   Corona around the sun.

The central blindingly bright disk fringed with red is the aureole. Two rings surround it. The rings in this corona are slightly off centre because of a gradation in droplets sizes in the cloud.

Imaged by Richard Fleet (Glows, Bows & Haloes) in Wiltshire, England during the summer of 2003.

Image © Richard Fleet, shown with permission.
   




 

A corona may be seen when thin clouds partially veil the sun or moon. Look for one around the moon when it is near to full and the sky is dark. When searching for a solar corona, shield the sun and reduce the light intensity to safer levels by looking at the sky reflected in a pool of water or a mirror of plain glass. Staring directly at or near to the sun can permanently damage eyesight.

Coronae have an intensely bright central aureole which is almost white and fringed with yellows and reds. Sometimes that is all to be seen but the better coronas have one or more successively fainter and gently coloured soft rings surrounding the aureole. The first ring is bluish on the inside grading through greens and yellows to red outermost. The colours are subtle mixtures rather than the more direct hues of the rainbow. The corona can be 15º or so in diameter and often it shrinks and swells as different clouds scud across the moon.
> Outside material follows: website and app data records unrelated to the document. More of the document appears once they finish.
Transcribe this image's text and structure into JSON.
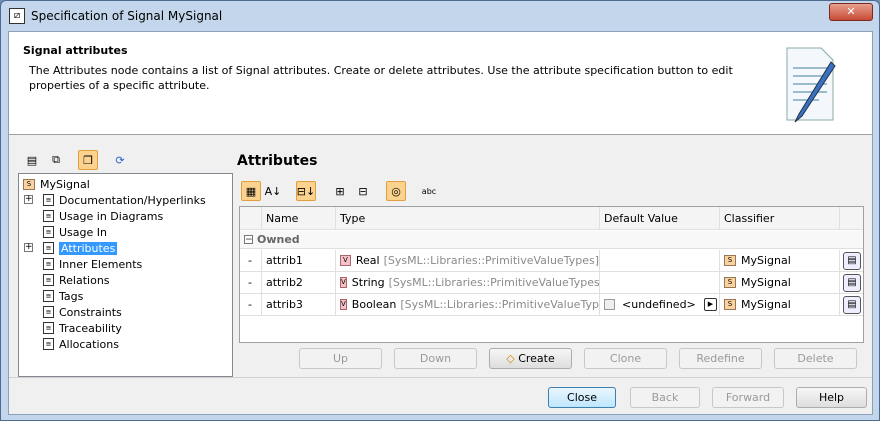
{
  "window": {
    "title": "Specification of Signal MySignal",
    "close": "✕"
  },
  "header": {
    "title": "Signal attributes",
    "description": "The Attributes node contains a list of Signal attributes. Create or delete attributes. Use the attribute specification button to edit properties of a specific attribute."
  },
  "tree": {
    "root": "MySignal",
    "items": [
      {
        "label": "Documentation/Hyperlinks",
        "expandable": true
      },
      {
        "label": "Usage in Diagrams",
        "expandable": false
      },
      {
        "label": "Usage In",
        "expandable": false
      },
      {
        "label": "Attributes",
        "expandable": true,
        "selected": true
      },
      {
        "label": "Inner Elements",
        "expandable": false
      },
      {
        "label": "Relations",
        "expandable": false
      },
      {
        "label": "Tags",
        "expandable": false
      },
      {
        "label": "Constraints",
        "expandable": false
      },
      {
        "label": "Traceability",
        "expandable": false
      },
      {
        "label": "Allocations",
        "expandable": false
      }
    ]
  },
  "panel": {
    "title": "Attributes"
  },
  "table": {
    "columns": [
      "Name",
      "Type",
      "Default Value",
      "Classifier"
    ],
    "group": "Owned",
    "rows": [
      {
        "vis": "-",
        "name": "attrib1",
        "type": "Real",
        "type_path": "[SysML::Libraries::PrimitiveValueTypes]",
        "default": "",
        "classifier": "MySignal"
      },
      {
        "vis": "-",
        "name": "attrib2",
        "type": "String",
        "type_path": "[SysML::Libraries::PrimitiveValueTypes]",
        "default": "",
        "classifier": "MySignal"
      },
      {
        "vis": "-",
        "name": "attrib3",
        "type": "Boolean",
        "type_path": "[SysML::Libraries::PrimitiveValueTypes]",
        "default": "<undefined>",
        "classifier": "MySignal"
      }
    ]
  },
  "actions": {
    "up": "Up",
    "down": "Down",
    "create": "Create",
    "clone": "Clone",
    "redefine": "Redefine",
    "delete": "Delete"
  },
  "footer": {
    "close": "Close",
    "back": "Back",
    "forward": "Forward",
    "help": "Help"
  },
  "icons": {
    "v": "V",
    "s": "S",
    "abc": "abc"
  }
}
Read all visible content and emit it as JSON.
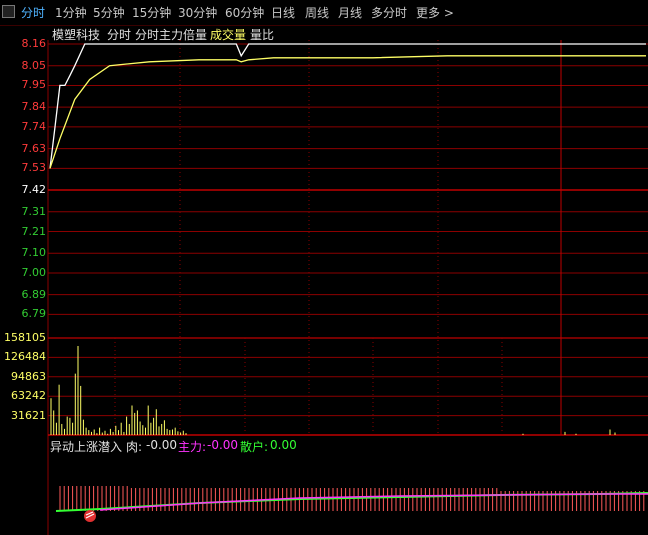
{
  "tabs": [
    {
      "label": "分时",
      "active": true
    },
    {
      "label": "1分钟"
    },
    {
      "label": "5分钟"
    },
    {
      "label": "15分钟"
    },
    {
      "label": "30分钟"
    },
    {
      "label": "60分钟"
    },
    {
      "label": "日线"
    },
    {
      "label": "周线"
    },
    {
      "label": "月线"
    },
    {
      "label": "多分时"
    },
    {
      "label": "更多 >"
    }
  ],
  "header": {
    "stock_name": "模塑科技",
    "mode": "分时",
    "multiplier": "分时主力倍量",
    "volume_label": "成交量",
    "ratio_label": "量比"
  },
  "indicator": {
    "name": "异动上涨潜入",
    "meat_label": "肉:",
    "meat_value": "-0.00",
    "main_label": "主力:",
    "main_value": "-0.00",
    "retail_label": "散户:",
    "retail_value": "0.00"
  },
  "colors": {
    "up": "#ff3b3b",
    "down": "#33cc33",
    "grid": "#8b0000",
    "price": "#ffffff",
    "avg": "#ffff66"
  },
  "chart_data": {
    "type": "line",
    "price_axis": {
      "ticks": [
        "8.16",
        "8.05",
        "7.95",
        "7.84",
        "7.74",
        "7.63",
        "7.53",
        "7.42",
        "7.31",
        "7.21",
        "7.10",
        "7.00",
        "6.89",
        "6.79"
      ],
      "prev_close": 7.42
    },
    "volume_axis": {
      "ticks": [
        "158105",
        "126484",
        "94863",
        "63242",
        "31621"
      ]
    },
    "series": [
      {
        "name": "price",
        "x": [
          0,
          2,
          4,
          6,
          8,
          10,
          14,
          18,
          20,
          22,
          24,
          30,
          60,
          75,
          77,
          80,
          90,
          130,
          240
        ],
        "y": [
          7.53,
          7.74,
          7.95,
          7.95,
          8.0,
          8.05,
          8.16,
          8.16,
          8.16,
          8.16,
          8.16,
          8.16,
          8.16,
          8.16,
          8.1,
          8.16,
          8.16,
          8.16,
          8.16
        ]
      },
      {
        "name": "average",
        "x": [
          0,
          4,
          10,
          16,
          24,
          40,
          60,
          75,
          77,
          80,
          90,
          130,
          160,
          240
        ],
        "y": [
          7.53,
          7.68,
          7.88,
          7.98,
          8.05,
          8.07,
          8.08,
          8.08,
          8.07,
          8.08,
          8.09,
          8.09,
          8.1,
          8.1
        ]
      }
    ],
    "volume": [
      60000,
      40000,
      20000,
      82000,
      18000,
      10000,
      30000,
      28000,
      20000,
      100000,
      145000,
      80000,
      25000,
      12000,
      8000,
      5000,
      9000,
      3000,
      12000,
      4000,
      7000,
      2000,
      10000,
      5000,
      15000,
      8000,
      20000,
      5000,
      30000,
      18000,
      48000,
      36000,
      40000,
      22000,
      16000,
      12000,
      48000,
      20000,
      28000,
      42000,
      14000,
      18000,
      24000,
      10000,
      8000,
      9000,
      12000,
      6000,
      4000,
      7000,
      3000
    ]
  }
}
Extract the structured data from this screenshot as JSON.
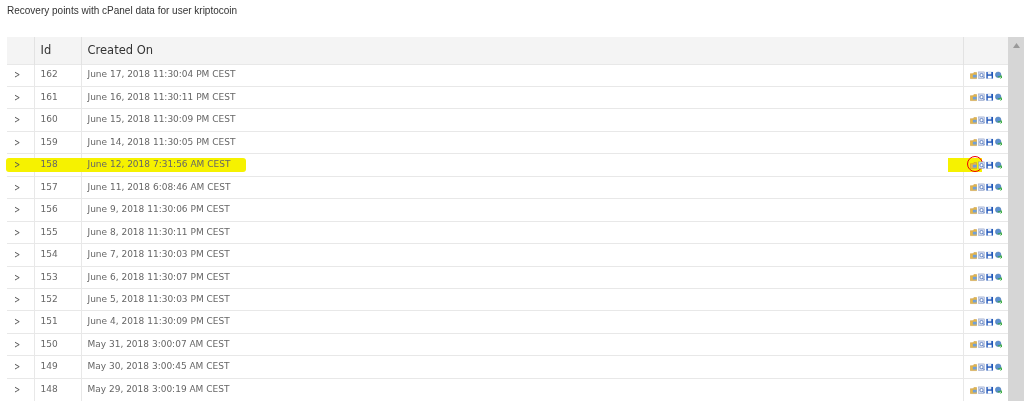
{
  "title": "Recovery points with cPanel data for user kriptocoin",
  "table": {
    "columns": [
      "Id",
      "Created On"
    ],
    "rows": [
      {
        "expander": ">",
        "id": "162",
        "created_on": "June 17, 2018 11:30:04 PM CEST",
        "highlighted": false
      },
      {
        "expander": ">",
        "id": "161",
        "created_on": "June 16, 2018 11:30:11 PM CEST",
        "highlighted": false
      },
      {
        "expander": ">",
        "id": "160",
        "created_on": "June 15, 2018 11:30:09 PM CEST",
        "highlighted": false
      },
      {
        "expander": ">",
        "id": "159",
        "created_on": "June 14, 2018 11:30:05 PM CEST",
        "highlighted": false
      },
      {
        "expander": ">",
        "id": "158",
        "created_on": "June 12, 2018 7:31:56 AM CEST",
        "highlighted": true
      },
      {
        "expander": ">",
        "id": "157",
        "created_on": "June 11, 2018 6:08:46 AM CEST",
        "highlighted": false
      },
      {
        "expander": ">",
        "id": "156",
        "created_on": "June 9, 2018 11:30:06 PM CEST",
        "highlighted": false
      },
      {
        "expander": ">",
        "id": "155",
        "created_on": "June 8, 2018 11:30:11 PM CEST",
        "highlighted": false
      },
      {
        "expander": ">",
        "id": "154",
        "created_on": "June 7, 2018 11:30:03 PM CEST",
        "highlighted": false
      },
      {
        "expander": ">",
        "id": "153",
        "created_on": "June 6, 2018 11:30:07 PM CEST",
        "highlighted": false
      },
      {
        "expander": ">",
        "id": "152",
        "created_on": "June 5, 2018 11:30:03 PM CEST",
        "highlighted": false
      },
      {
        "expander": ">",
        "id": "151",
        "created_on": "June 4, 2018 11:30:09 PM CEST",
        "highlighted": false
      },
      {
        "expander": ">",
        "id": "150",
        "created_on": "May 31, 2018 3:00:07 AM CEST",
        "highlighted": false
      },
      {
        "expander": ">",
        "id": "149",
        "created_on": "May 30, 2018 3:00:45 AM CEST",
        "highlighted": false
      },
      {
        "expander": ">",
        "id": "148",
        "created_on": "May 29, 2018 3:00:19 AM CEST",
        "highlighted": false
      }
    ]
  }
}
  The coronae is much smaller than the 22° halo which can also ring the sun and moon. The corona also has nothing to do with the Sun's outer atmosphere visible during a total eclipse and confusingly given the same name.

Coronae are produced by the diffraction of light by tiny cloud droplets or sometimes small ice crystals.